↓↓↓
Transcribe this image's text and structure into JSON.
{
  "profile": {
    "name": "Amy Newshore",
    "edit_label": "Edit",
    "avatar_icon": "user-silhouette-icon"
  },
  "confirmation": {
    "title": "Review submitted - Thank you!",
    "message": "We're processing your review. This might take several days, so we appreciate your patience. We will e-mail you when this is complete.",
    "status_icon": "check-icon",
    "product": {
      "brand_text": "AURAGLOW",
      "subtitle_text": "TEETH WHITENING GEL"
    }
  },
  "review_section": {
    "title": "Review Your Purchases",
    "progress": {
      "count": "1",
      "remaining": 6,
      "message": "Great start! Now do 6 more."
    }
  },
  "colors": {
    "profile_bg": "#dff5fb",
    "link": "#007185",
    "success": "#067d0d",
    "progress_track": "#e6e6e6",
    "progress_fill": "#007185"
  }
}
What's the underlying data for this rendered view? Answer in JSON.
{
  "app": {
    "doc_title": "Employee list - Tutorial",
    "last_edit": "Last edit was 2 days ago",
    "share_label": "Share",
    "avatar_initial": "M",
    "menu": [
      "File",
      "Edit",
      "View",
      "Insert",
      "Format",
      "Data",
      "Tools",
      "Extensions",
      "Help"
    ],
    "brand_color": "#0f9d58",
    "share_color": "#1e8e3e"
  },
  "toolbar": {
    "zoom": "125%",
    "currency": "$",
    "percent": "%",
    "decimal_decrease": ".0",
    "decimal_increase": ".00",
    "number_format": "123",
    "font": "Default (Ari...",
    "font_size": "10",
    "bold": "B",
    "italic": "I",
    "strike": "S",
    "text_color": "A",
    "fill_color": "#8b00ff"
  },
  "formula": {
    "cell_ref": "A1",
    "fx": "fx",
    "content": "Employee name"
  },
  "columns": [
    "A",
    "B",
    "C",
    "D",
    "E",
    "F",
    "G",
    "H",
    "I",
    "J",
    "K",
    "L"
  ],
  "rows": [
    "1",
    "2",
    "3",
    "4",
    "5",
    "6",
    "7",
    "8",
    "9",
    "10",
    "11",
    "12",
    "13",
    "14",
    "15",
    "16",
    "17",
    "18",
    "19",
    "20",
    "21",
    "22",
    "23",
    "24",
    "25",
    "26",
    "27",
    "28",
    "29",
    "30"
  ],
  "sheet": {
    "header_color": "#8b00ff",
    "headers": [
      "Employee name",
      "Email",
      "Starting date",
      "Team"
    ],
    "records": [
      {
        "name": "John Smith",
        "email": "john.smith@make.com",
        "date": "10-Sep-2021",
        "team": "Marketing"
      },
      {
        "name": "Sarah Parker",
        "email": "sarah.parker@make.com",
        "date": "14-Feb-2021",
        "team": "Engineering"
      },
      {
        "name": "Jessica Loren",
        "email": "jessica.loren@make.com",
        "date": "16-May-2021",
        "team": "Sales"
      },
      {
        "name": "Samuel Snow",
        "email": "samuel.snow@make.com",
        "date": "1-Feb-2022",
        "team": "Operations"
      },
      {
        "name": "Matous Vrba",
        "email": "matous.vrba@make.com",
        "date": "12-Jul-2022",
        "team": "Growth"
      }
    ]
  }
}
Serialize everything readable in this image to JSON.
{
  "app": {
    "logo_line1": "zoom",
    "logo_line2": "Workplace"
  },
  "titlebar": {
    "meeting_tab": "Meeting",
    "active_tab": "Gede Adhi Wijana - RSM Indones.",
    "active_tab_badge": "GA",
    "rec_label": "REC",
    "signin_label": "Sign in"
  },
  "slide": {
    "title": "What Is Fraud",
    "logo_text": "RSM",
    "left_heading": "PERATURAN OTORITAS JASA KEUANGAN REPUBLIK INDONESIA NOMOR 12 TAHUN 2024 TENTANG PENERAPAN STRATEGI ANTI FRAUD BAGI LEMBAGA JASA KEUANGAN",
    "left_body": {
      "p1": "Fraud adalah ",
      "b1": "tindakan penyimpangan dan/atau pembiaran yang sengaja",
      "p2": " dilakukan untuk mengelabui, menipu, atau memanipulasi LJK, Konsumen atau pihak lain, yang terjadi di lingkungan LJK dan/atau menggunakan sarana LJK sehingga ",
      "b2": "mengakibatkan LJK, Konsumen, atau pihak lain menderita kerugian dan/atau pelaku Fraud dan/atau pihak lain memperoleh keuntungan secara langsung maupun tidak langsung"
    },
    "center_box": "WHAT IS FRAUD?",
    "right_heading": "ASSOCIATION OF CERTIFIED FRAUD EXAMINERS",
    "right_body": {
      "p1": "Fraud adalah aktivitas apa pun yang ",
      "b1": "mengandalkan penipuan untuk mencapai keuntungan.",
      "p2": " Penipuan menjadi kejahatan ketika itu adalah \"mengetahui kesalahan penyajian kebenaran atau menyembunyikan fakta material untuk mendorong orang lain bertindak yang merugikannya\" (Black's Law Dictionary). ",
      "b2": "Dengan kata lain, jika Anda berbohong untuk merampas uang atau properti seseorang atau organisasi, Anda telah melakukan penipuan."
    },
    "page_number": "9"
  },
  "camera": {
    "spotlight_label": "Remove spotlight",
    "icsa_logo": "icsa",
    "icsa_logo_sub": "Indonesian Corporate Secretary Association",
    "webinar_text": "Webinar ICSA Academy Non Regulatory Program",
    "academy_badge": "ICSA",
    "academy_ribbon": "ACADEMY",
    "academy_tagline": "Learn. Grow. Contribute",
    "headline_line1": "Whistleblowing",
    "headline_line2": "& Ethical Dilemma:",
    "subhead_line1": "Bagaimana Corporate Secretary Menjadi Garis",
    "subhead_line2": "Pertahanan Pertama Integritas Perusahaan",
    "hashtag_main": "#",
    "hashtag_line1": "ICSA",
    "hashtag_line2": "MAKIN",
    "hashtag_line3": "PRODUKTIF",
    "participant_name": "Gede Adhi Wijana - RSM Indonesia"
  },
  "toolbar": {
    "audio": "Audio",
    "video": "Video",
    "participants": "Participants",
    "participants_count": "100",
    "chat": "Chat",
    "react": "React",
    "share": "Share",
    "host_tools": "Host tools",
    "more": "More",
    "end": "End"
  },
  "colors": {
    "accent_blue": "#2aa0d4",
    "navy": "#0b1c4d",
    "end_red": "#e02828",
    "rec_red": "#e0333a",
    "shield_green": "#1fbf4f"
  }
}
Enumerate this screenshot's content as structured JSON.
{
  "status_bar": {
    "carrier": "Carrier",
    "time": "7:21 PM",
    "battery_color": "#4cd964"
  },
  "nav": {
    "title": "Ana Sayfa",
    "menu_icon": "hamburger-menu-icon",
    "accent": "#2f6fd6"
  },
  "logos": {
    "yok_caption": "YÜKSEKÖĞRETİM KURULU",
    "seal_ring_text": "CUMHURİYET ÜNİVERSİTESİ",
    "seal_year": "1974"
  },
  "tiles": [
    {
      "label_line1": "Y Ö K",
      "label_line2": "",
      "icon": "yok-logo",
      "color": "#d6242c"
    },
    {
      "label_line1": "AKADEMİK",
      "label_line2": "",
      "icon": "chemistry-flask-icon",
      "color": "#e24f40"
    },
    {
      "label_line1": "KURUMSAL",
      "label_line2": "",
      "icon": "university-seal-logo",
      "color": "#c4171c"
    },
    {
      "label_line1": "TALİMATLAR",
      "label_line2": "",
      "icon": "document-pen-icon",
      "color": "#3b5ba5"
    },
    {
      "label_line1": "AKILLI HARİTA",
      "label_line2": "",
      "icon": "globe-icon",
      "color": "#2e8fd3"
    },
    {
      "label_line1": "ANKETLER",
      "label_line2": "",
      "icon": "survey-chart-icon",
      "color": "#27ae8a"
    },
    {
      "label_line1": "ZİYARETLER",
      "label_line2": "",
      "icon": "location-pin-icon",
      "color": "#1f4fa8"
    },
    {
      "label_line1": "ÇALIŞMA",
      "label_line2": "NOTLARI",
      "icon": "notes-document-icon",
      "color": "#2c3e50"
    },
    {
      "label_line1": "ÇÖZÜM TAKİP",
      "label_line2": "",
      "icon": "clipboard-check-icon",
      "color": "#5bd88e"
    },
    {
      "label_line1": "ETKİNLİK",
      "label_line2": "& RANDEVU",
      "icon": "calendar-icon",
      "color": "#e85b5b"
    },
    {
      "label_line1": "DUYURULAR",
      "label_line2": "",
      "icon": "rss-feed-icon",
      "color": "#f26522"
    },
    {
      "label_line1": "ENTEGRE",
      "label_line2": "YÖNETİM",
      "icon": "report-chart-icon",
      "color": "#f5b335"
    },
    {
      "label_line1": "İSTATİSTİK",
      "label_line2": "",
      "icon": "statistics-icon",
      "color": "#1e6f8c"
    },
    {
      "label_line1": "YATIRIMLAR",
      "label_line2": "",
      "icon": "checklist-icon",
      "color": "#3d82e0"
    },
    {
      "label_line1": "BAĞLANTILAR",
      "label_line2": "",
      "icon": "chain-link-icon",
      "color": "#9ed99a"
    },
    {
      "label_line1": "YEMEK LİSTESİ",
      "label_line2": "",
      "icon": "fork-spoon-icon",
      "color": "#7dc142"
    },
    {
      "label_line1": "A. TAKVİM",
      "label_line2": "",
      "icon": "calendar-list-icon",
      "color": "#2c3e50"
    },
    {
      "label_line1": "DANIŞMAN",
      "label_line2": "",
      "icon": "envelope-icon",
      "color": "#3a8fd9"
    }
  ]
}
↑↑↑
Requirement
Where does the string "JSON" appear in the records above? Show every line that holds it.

Task solution
Transcribe this image's text and structure into JSON.
What's the underlying data for this rendered view? Answer in JSON.
Serialize everything readable in this image to JSON.
Enumerate this screenshot's content as structured JSON.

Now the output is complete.